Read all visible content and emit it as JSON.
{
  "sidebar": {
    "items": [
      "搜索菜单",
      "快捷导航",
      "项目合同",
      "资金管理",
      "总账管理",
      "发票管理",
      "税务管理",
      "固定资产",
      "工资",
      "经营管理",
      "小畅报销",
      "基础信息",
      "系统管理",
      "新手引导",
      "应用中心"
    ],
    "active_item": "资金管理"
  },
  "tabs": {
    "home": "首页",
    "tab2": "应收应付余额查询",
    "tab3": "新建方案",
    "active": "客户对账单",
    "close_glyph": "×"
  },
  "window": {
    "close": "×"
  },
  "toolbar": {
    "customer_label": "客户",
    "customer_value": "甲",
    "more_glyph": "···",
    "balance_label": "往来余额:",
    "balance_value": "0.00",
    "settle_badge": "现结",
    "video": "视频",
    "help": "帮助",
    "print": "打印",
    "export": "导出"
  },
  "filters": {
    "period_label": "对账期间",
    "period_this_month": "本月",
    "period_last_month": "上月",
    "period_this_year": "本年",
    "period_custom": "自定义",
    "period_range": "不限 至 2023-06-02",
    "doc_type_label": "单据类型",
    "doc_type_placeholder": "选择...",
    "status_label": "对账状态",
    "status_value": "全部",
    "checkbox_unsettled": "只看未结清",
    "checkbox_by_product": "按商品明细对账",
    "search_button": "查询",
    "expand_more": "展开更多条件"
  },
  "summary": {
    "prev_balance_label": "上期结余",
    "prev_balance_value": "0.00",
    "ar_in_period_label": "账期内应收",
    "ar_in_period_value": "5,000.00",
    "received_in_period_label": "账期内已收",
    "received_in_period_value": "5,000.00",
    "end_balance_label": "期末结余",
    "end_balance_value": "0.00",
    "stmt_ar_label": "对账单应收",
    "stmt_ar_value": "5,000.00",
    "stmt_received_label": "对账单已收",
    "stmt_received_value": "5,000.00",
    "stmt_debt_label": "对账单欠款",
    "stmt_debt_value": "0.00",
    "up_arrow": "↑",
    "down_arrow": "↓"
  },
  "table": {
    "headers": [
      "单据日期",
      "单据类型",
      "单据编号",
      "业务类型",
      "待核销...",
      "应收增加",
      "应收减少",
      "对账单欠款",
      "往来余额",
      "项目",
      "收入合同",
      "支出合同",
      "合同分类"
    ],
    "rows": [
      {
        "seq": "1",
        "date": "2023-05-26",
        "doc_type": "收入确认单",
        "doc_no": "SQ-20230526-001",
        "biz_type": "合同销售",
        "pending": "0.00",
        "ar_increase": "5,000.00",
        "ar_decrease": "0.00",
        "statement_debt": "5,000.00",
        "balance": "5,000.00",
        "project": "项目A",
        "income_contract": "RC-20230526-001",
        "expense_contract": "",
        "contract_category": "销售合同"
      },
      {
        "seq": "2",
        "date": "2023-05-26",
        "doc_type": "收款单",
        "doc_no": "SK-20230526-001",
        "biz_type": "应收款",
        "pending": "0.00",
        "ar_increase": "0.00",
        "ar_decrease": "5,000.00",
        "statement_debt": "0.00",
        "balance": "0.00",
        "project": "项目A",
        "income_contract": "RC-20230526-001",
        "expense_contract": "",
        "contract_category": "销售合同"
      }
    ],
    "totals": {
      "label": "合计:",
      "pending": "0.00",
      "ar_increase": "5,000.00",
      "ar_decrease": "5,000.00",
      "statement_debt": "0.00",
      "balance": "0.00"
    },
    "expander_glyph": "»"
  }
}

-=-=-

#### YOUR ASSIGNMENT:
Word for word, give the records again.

#### ANSWER TO THIS PROBLEM:
Read all visible content and emit it as JSON.
{
  "sidebar": {
    "items": [
      "搜索菜单",
      "快捷导航",
      "项目合同",
      "资金管理",
      "总账管理",
      "发票管理",
      "税务管理",
      "固定资产",
      "工资",
      "经营管理",
      "小畅报销",
      "基础信息",
      "系统管理",
      "新手引导",
      "应用中心"
    ],
    "active_item": "资金管理"
  },
  "tabs": {
    "home": "首页",
    "tab2": "应收应付余额查询",
    "tab3": "新建方案",
    "active": "客户对账单",
    "close_glyph": "×"
  },
  "window": {
    "close": "×"
  },
  "toolbar": {
    "customer_label": "客户",
    "customer_value": "甲",
    "more_glyph": "···",
    "balance_label": "往来余额:",
    "balance_value": "0.00",
    "settle_badge": "现结",
    "video": "视频",
    "help": "帮助",
    "print": "打印",
    "export": "导出"
  },
  "filters": {
    "period_label": "对账期间",
    "period_this_month": "本月",
    "period_last_month": "上月",
    "period_this_year": "本年",
    "period_custom": "自定义",
    "period_range": "不限 至 2023-06-02",
    "doc_type_label": "单据类型",
    "doc_type_placeholder": "选择...",
    "status_label": "对账状态",
    "status_value": "全部",
    "checkbox_unsettled": "只看未结清",
    "checkbox_by_product": "按商品明细对账",
    "search_button": "查询",
    "expand_more": "展开更多条件"
  },
  "summary": {
    "prev_balance_label": "上期结余",
    "prev_balance_value": "0.00",
    "ar_in_period_label": "账期内应收",
    "ar_in_period_value": "5,000.00",
    "received_in_period_label": "账期内已收",
    "received_in_period_value": "5,000.00",
    "end_balance_label": "期末结余",
    "end_balance_value": "0.00",
    "stmt_ar_label": "对账单应收",
    "stmt_ar_value": "5,000.00",
    "stmt_received_label": "对账单已收",
    "stmt_received_value": "5,000.00",
    "stmt_debt_label": "对账单欠款",
    "stmt_debt_value": "0.00",
    "up_arrow": "↑",
    "down_arrow": "↓"
  },
  "table": {
    "headers": [
      "单据日期",
      "单据类型",
      "单据编号",
      "业务类型",
      "待核销...",
      "应收增加",
      "应收减少",
      "对账单欠款",
      "往来余额",
      "项目",
      "收入合同",
      "支出合同",
      "合同分类"
    ],
    "rows": [
      {
        "seq": "1",
        "date": "2023-05-26",
        "doc_type": "收入确认单",
        "doc_no": "SQ-20230526-001",
        "biz_type": "合同销售",
        "pending": "0.00",
        "ar_increase": "5,000.00",
        "ar_decrease": "0.00",
        "statement_debt": "5,000.00",
        "balance": "5,000.00",
        "project": "项目A",
        "income_contract": "RC-20230526-001",
        "expense_contract": "",
        "contract_category": "销售合同"
      },
      {
        "seq": "2",
        "date": "2023-05-26",
        "doc_type": "收款单",
        "doc_no": "SK-20230526-001",
        "biz_type": "应收款",
        "pending": "0.00",
        "ar_increase": "0.00",
        "ar_decrease": "5,000.00",
        "statement_debt": "0.00",
        "balance": "0.00",
        "project": "项目A",
        "income_contract": "RC-20230526-001",
        "expense_contract": "",
        "contract_category": "销售合同"
      }
    ],
    "totals": {
      "label": "合计:",
      "pending": "0.00",
      "ar_increase": "5,000.00",
      "ar_decrease": "5,000.00",
      "statement_debt": "0.00",
      "balance": "0.00"
    },
    "expander_glyph": "»"
  }
}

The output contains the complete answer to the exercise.